And now I'm lookin' forward to our next trip to Arizona...
I hear there are some wonderful roads to ride East of "Apache Junction"!


Ed Bonderenka said...

Yep. One of my kids wanted my crotch rocket when I stopped riding it, and I thought of why I stopped riding it (late blooming sanity) and said no.
Now another son (CPO) has bought a small Yamaha to start out on. Hoping for the best.

Brady Steffl said...

Mr. Beard,

I definitely understand the sentiment. I taught my little brother how to ride this summer, and he's almost eight years my junior. The whole thing scared the crap out of me. But, the best thing my father ever did was stay out of my hair when I got into bikes. "Well, be careful." was all he said, even if he said it 1,657 times. Remind him that everyone on the road is out to kill him, that's basically how I've survived. It's not 'explicitly' true, but it works not to trust anyone.

Behind Bars - Motorcycles and Life

ddf said...

When my son was preparing to go away to college I encouraged him to get involved with intramural sports and activities. Always a good student he didn't have much experience with team sports, so I suggested, Tennis, golf etc, but nothing really appealed to him. One bright Saturday afternoon we got a phone call: "I joined a team! Skydiving!" ...and he did very well.

jinksto said...

As with all things proper training and application of skills will go a long way. Advise him to take the MSF course and pay attention to it. Especially on the interstate...

My biggest two pieces of advice for Interstate riding are these:

* Don't ride beside cars... always make sure they have room to blindly change lanes without looking because they will.

* Don't tailgate but more importantly don't worry about whether YOU have time to stop... worry about whether the guy behind you has time. The closer he gets to you the more you slow down to give you both time to stop in an emergency. Essentially, drive the car behind you and leave lots of room for error.

Well Seasoned Fool said...

Youngest son's car was still in my name (he had the signed off title; hadn't transfered it). Received a photo radar ticket from Idaho showing his speed at 115 mph. You could clearly see him with one hand on the wheel just cruising.

I wasn't that upset about the speed. I was upset he was driving that fast on marginal tires. That prompted an intense father/son dialog.

When he was sixteen, spent the money to put him in a two day class at the local race track. Let him buy a very hot Dodge Charger. Put a restrictor plate on. Took the plate off when he was eighteen.

His older brother drives like an old lady. No interest in fast cars.

The ticket? Ignored it. None of lived in Idaho.

Old NFO said...

You've raised him well, he takes advice... Can't ask for much more!

CnC said...

it drove my mom crazy when I started riding as a kid, she had an uncle get killed on a bike when she was a kid, she never got over it, I ride anyway, but thinking of my son riding?
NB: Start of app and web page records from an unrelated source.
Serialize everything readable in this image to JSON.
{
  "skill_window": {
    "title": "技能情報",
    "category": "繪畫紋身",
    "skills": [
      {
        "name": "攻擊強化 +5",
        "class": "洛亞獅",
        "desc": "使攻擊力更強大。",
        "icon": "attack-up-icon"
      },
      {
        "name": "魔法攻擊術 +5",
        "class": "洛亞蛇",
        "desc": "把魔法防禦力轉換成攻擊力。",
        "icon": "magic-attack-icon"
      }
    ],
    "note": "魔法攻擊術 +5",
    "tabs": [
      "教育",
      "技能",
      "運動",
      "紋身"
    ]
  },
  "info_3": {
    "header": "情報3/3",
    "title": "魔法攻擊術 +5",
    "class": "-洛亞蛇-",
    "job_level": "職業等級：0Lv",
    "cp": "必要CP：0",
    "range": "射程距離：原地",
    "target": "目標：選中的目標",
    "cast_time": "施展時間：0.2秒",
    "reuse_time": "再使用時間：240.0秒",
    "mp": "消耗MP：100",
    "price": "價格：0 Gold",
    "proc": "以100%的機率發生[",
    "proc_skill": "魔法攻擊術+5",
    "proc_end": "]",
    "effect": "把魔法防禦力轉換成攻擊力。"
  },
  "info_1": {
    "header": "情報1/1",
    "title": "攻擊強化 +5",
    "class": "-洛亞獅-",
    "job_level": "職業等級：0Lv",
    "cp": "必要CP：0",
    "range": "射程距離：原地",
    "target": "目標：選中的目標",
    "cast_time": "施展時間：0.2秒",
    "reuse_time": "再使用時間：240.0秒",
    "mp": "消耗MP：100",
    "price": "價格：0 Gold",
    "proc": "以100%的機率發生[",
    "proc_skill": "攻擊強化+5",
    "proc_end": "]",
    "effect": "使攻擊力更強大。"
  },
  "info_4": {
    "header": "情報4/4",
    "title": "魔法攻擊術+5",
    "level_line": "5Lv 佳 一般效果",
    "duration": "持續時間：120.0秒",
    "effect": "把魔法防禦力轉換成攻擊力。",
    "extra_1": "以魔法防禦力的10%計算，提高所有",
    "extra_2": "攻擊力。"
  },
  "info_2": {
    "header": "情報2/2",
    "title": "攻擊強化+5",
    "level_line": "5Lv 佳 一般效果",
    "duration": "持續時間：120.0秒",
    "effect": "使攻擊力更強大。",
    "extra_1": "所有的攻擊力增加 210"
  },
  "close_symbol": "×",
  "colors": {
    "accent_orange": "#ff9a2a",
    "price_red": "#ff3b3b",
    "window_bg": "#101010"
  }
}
I would need more xanax. dont do as I do do as I say,

Bloviating Zeppelin said...

People either love or hate bikes. My wife, a former coroner's deputy, calls them Murdercycles.

Me, I love them. Recently bought a Yamaha TW200 for local funning around.

In moderation, with safety, there's nothing wrong whatsoever with an enhanced awareness of the driving environment, such as is proffered on a motorcycle.